    How sad…during the Civil Rights Movement, probably a majority of Republicans (outside of the South) were on the right side of history…now we see how times have changed…of course, the fact that Republicans are now the dominant party in the South is no coincidence…

    Good…

    Oh you poor thing…although this may be a temporary setback, SSM from coast to coast is inevitable…

    Like or Dislike: Thumb up 2 Thumb down 1

  16. Snarky Bastard says:

    @crysalis: bigot

    Like or Dislike: Thumb up 2 Thumb down 2

  17. John D'Geek says:

    @An Interested Party:

    A supposed deep religious faith and hypocrisy often go hand in hand…

    Well, since one can’t be a hypocrite without believing in something, I think that’s a tautology. Otherwise known as a “worthless observation”.

    Like or Dislike: Thumb up 1 Thumb down 1

  18. Pinky says:

    What about a full faith and credit challenge? That always struck me as the next logical step. I’ve heard some differing legal positions about it, though.

    Like or Dislike: Thumb up 1 Thumb down 0

  19. Dave D says:

    @grumpy realist: That is what some people credit with Iowa’s supreme court in taking the case. As a lot of powerful monied homosexuals in the insurance and financial sector put a lot of pressure on the Governor and other state reps including talking about not expanding some of the business of prudential and wells fargo in the state but rather on the coasts.

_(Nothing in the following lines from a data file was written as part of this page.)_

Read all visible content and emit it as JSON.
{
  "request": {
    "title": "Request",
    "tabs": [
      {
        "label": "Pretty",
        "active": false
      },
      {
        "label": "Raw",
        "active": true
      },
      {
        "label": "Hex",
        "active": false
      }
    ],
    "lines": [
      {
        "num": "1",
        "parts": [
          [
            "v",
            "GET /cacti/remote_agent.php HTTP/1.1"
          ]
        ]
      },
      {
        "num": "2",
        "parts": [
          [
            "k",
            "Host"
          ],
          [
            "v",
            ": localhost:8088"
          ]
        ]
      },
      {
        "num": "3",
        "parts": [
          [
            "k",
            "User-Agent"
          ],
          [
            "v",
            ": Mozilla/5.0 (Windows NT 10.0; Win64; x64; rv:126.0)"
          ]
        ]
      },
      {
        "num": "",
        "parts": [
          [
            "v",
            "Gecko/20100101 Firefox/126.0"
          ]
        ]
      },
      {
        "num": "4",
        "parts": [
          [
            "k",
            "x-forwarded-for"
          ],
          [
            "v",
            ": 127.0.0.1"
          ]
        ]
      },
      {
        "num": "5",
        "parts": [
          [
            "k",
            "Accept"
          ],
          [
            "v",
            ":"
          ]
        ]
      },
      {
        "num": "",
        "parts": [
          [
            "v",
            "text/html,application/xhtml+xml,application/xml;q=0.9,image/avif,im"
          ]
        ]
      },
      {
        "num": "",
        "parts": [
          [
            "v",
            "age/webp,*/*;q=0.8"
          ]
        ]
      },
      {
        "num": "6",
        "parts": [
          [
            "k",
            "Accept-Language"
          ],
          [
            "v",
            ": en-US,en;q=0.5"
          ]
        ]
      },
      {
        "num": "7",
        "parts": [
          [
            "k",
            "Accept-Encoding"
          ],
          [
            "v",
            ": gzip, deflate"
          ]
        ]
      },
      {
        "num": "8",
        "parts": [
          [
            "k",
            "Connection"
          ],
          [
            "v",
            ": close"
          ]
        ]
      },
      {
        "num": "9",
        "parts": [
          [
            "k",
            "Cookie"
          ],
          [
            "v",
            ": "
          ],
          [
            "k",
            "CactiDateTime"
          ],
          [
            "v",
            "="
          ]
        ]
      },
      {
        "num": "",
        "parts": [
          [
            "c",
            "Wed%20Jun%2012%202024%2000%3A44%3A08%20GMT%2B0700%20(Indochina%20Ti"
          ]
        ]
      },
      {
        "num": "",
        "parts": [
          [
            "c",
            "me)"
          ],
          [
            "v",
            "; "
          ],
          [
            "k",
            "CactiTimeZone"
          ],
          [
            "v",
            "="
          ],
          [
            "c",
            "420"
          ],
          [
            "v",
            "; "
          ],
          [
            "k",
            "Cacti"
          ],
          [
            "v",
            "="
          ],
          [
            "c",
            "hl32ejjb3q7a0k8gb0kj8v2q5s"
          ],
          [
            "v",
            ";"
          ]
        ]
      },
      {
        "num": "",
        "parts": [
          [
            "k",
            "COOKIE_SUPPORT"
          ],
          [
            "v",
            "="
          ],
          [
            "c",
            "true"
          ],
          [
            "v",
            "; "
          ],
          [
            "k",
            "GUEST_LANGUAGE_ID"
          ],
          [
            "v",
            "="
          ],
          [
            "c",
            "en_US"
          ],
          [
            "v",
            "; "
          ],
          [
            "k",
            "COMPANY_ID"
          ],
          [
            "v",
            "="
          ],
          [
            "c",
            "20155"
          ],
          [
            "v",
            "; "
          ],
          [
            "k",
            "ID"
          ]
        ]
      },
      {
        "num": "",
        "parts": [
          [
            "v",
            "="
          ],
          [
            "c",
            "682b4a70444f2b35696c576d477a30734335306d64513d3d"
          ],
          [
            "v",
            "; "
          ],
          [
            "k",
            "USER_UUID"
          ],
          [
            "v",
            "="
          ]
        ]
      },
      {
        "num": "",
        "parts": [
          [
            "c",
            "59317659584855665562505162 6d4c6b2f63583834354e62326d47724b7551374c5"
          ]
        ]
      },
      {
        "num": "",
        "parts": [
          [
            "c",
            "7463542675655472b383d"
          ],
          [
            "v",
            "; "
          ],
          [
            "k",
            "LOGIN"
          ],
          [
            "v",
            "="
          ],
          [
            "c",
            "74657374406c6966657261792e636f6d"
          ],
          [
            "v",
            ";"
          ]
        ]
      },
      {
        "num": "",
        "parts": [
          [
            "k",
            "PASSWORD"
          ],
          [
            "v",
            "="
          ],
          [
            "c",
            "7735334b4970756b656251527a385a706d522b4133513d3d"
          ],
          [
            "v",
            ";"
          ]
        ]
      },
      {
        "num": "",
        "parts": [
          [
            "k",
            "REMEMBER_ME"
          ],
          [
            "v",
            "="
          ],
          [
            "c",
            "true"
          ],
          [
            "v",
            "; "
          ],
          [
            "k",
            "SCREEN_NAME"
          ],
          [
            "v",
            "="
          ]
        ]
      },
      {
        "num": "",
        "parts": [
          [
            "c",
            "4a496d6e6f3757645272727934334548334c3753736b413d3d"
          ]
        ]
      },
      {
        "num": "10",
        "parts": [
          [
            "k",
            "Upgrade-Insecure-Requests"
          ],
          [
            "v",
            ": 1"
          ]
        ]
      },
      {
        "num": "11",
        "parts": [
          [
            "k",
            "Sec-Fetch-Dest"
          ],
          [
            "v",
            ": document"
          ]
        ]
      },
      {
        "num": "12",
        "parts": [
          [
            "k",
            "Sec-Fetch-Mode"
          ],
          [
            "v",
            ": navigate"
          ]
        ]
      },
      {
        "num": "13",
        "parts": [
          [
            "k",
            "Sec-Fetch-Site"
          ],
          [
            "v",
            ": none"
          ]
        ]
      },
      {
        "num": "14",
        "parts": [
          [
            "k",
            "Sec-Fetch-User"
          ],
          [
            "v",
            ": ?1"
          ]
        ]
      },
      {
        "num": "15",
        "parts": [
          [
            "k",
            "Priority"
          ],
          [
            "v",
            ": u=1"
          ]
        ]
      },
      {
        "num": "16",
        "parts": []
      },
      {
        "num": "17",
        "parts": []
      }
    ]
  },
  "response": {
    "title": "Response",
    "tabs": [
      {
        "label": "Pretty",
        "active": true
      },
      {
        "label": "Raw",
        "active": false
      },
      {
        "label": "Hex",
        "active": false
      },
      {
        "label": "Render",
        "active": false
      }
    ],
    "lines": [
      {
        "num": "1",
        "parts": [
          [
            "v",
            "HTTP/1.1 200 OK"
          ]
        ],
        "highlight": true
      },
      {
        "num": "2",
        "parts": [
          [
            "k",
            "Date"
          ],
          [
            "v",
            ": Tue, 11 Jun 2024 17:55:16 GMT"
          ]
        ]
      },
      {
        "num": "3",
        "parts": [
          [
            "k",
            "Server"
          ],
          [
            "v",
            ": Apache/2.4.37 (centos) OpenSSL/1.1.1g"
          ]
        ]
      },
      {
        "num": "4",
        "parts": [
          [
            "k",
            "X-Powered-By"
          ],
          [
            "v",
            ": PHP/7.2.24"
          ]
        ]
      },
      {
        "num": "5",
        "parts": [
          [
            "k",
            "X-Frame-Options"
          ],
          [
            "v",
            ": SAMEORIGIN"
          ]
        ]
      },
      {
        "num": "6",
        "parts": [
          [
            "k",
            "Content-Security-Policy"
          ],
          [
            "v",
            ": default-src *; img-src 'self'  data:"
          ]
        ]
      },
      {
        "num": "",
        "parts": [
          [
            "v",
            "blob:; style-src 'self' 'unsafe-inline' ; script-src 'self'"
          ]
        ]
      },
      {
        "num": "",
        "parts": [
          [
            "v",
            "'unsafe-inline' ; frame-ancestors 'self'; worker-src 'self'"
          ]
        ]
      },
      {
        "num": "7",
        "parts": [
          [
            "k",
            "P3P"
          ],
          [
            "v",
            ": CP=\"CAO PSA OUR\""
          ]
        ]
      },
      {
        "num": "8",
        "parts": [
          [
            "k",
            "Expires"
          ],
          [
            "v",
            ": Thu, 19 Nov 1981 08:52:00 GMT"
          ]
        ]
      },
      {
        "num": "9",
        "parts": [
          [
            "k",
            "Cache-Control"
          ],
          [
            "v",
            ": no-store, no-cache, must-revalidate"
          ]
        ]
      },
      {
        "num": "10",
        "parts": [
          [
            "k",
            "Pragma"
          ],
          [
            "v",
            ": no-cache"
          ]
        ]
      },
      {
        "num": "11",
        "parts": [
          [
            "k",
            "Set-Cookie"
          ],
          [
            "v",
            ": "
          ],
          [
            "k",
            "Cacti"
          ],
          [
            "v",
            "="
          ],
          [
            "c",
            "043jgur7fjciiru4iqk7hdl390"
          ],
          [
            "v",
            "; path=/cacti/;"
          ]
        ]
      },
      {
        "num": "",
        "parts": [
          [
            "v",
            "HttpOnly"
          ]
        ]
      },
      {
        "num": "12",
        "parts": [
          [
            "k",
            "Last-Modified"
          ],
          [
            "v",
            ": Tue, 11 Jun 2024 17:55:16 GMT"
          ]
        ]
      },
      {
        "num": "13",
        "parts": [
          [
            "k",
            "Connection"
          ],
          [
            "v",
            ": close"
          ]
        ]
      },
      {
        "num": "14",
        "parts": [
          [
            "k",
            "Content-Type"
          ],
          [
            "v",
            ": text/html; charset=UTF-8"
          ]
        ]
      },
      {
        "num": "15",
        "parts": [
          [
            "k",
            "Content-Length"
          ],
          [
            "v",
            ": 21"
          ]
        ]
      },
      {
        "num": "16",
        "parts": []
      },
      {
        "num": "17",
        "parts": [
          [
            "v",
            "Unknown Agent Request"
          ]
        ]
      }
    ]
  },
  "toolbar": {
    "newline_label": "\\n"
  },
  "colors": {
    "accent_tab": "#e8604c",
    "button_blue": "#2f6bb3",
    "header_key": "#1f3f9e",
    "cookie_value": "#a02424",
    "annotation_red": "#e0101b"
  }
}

Money is the only thing politicians seem beholden to. Both sad and useful if you are in a demo that has it.

    Like or Dislike: Thumb up 0 Thumb down 0